Last Saturday marked a milestone for Cambridge’s chief fire officer Don Gerrand, who clocked up a staggering 50 years in the service on November 3. Claire Robson caught up with him and his wife Jocelyn for a chat about his half century of volunteer service to Cambridge.
You might say that Don Gerrand had little choice in joining the Cambridge Volunteer Fire Brigade, receiving a telegram at his wedding reception from his father-in-law advising him to report for duty when he got back from his honeymoon. That father-in-law was then deputy chief fire officer H L “Bush” Hooker, who himself chalked up 48 years in the brigade during his lifetime.
With the wedding held on September 28, Don reported for duty on November 3, 1968, as instructed. Fifty years on, it’s clear that the brigade has been an integral part of Don and Jocelyn Gerrand’s life together. A panel beater by trade, Don has been running out the door to emergencies in and around Cambridge for so long it’s no doubt hardwired in by now. He received a Queen’s Service Medal in 2008 for his 40 years of service, the same gong his late father-in-law received in 1970 for his service in the Cambridge Brigade. He’s seen a lot over the years, including some truly heart-breaking things, but what stands out in his mind is the camaraderie from the other brigade members.
“It’s an old cliché, but it is family,” he said. Don’s wife Jocelyn shares the same view, having been born into the brigade. “It’s been a breeze with her support,” Don said, “she’s been a massive supporter of the brigade.” And unsurprisingly, their son Richie has also followed in the family’s footsteps, chalking up 28 years in the brigade himself. Daughter Steph has her hands full with three boys racing motorbikes, so the brigade is out for her, Don laughed.
Don has seen three regime changes in the way the brigade has been run since he signed up in 1968. Back then, the brigade was controlled by the local council, with input from the insurance industry and the town board. The New Zealand Fire Service took over in 1975, taking assets out of local hands and standardising the service across New Zealand. Prior to that, some poorer brigades in the country had trouble even supplying uniforms. “Some people would turn out in jeans and all sorts,” Don said, shaking his head. Fast forward to 2017, and the service changed to Fire and Emergency New Zealand unifying paid and volunteer fire fighters under one agency. There are fewer fires these days, Don explained, due to smoke alarms, education and better construction of buildings. Plus, the equipment is much better these days, he added.

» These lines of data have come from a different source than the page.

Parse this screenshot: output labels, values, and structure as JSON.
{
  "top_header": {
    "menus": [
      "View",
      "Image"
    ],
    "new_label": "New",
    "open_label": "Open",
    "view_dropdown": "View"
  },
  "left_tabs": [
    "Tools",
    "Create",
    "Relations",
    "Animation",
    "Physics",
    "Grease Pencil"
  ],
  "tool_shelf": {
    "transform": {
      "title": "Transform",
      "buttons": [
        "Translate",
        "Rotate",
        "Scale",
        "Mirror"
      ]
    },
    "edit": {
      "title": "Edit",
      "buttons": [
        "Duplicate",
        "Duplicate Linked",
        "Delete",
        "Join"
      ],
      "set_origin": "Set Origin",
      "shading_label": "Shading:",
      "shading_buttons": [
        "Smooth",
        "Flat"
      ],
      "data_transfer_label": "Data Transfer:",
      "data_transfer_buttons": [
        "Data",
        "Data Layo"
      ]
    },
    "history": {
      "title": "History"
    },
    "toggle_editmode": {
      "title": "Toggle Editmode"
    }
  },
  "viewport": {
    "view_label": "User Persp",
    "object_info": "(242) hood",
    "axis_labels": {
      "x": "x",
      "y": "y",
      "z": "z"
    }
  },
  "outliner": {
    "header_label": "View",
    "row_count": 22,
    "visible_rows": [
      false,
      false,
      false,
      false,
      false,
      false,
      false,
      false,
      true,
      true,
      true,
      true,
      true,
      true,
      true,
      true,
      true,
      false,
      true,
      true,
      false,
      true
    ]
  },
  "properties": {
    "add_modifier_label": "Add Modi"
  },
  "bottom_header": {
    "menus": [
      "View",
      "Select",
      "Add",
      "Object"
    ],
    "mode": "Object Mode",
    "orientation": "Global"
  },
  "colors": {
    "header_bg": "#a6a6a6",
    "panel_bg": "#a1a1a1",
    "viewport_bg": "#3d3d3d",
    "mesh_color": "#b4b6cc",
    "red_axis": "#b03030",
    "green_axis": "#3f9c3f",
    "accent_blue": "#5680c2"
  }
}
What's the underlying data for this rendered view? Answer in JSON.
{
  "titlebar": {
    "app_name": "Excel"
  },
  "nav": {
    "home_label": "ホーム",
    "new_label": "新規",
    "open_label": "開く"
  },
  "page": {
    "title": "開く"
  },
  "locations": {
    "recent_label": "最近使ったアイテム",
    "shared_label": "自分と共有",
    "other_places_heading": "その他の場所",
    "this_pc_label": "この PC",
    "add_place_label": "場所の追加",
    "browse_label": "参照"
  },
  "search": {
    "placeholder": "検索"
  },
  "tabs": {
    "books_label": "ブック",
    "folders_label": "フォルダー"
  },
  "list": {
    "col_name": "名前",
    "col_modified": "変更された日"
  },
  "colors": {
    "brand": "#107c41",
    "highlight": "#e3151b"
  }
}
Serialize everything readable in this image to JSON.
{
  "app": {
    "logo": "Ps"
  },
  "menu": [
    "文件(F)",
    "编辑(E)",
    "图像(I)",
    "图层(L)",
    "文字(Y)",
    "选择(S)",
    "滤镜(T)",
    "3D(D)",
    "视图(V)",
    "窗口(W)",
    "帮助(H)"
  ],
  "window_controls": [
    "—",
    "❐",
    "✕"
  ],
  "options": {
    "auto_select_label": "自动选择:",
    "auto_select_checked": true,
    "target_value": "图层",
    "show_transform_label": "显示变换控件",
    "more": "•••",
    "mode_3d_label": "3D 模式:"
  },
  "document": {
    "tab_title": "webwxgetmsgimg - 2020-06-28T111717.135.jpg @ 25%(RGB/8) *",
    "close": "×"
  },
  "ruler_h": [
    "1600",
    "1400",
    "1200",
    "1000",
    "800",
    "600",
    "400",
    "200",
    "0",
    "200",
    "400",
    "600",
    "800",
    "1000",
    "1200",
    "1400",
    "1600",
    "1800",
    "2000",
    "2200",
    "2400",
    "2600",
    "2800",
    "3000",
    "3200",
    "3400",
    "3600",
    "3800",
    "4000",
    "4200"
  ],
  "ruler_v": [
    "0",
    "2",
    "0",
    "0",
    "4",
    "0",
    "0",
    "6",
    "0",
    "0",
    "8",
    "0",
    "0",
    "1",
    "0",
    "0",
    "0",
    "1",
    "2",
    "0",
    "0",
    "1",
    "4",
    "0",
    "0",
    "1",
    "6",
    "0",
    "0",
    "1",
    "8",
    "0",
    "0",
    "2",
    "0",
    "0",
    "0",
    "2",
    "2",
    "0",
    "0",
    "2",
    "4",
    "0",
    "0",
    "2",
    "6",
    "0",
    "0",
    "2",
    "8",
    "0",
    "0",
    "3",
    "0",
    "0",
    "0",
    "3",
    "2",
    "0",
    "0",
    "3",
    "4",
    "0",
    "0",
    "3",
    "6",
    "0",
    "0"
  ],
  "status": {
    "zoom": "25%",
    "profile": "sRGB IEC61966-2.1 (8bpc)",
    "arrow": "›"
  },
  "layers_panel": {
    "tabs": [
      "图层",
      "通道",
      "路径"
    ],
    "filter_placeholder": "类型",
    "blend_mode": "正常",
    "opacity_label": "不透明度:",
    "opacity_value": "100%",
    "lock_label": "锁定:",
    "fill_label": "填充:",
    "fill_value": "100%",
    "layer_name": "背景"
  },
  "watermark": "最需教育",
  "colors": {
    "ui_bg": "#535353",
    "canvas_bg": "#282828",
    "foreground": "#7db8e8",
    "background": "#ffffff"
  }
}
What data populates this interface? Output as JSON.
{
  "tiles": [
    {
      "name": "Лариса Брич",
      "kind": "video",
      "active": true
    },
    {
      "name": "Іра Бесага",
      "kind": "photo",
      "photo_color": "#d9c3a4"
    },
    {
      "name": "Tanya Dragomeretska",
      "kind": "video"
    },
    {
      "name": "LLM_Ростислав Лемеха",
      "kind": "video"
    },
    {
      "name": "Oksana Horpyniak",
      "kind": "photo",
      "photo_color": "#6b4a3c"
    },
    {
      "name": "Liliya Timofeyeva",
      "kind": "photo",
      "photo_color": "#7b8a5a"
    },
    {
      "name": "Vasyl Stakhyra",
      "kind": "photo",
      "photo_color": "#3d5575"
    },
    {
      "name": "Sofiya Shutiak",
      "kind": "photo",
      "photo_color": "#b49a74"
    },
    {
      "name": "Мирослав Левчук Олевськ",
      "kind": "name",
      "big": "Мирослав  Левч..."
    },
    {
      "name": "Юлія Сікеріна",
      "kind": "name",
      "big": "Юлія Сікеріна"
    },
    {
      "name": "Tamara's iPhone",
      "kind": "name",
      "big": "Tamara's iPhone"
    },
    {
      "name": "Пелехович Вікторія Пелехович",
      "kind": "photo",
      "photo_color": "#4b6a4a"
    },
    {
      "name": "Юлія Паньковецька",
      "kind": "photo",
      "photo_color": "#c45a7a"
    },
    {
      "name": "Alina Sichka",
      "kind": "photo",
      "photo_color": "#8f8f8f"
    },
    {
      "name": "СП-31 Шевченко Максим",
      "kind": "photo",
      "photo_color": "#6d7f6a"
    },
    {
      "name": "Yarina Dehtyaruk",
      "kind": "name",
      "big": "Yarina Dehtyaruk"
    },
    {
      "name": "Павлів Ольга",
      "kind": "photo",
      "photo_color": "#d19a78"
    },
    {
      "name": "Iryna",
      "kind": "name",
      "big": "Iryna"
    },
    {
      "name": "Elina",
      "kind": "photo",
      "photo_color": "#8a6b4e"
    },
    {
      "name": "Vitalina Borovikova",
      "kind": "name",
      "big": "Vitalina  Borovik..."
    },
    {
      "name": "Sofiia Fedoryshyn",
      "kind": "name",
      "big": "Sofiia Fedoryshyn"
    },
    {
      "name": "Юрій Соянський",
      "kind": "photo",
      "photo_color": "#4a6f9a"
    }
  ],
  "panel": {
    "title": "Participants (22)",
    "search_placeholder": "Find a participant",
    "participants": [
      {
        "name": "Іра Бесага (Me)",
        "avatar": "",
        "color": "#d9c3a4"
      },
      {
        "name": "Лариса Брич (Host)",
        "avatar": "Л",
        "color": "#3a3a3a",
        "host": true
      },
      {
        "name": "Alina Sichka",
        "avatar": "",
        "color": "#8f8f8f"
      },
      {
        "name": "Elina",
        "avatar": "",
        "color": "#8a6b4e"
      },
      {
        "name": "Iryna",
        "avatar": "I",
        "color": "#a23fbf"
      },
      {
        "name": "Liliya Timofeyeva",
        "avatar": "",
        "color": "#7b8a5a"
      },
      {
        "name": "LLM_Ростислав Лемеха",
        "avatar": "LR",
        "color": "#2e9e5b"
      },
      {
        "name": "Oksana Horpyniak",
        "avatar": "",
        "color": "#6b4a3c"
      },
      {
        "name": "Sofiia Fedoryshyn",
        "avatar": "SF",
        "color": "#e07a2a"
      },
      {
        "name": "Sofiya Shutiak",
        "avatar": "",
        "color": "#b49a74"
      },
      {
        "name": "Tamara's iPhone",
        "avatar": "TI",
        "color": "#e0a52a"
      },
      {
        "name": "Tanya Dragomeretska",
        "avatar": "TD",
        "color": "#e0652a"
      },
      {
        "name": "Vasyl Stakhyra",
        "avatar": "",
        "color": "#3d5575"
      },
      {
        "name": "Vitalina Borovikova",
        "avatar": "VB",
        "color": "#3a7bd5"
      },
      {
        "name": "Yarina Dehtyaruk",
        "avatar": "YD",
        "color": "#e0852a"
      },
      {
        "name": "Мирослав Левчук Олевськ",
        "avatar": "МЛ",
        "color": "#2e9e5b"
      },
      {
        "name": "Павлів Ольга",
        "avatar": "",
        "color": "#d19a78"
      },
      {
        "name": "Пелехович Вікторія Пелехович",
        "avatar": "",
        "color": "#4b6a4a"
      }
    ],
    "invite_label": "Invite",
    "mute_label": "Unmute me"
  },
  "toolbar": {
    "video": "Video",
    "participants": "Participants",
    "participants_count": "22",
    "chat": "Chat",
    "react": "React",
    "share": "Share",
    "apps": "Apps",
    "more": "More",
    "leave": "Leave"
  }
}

The brigade is now called out to other community-based jobs, such as medical assistance, so the reduced number of fires is not putting the volunteers out of a job. Cambridge’s booming population has also been adding to the brigade’s workload, with callouts up from an average of 45 each year when Don started to around 360 a year now, with Don estimating that around 50 of those would be medical events. So there’s not slowing down for the chief fire officer, who has no plans to hang up his helmet anytime soon. “At the moment I haven’t even thought about it”, he said, saying that he will know when the time is right to give it up.
In the meantime, Don will carry on his volunteer service to Cambridge just as he has been since November 3, 1968, when he was just back from his honeymoon with the girl next door.
There will be a medal ceremony to mark Don’s 50 years of service at the Cambridge Town Hall on March 23 next year.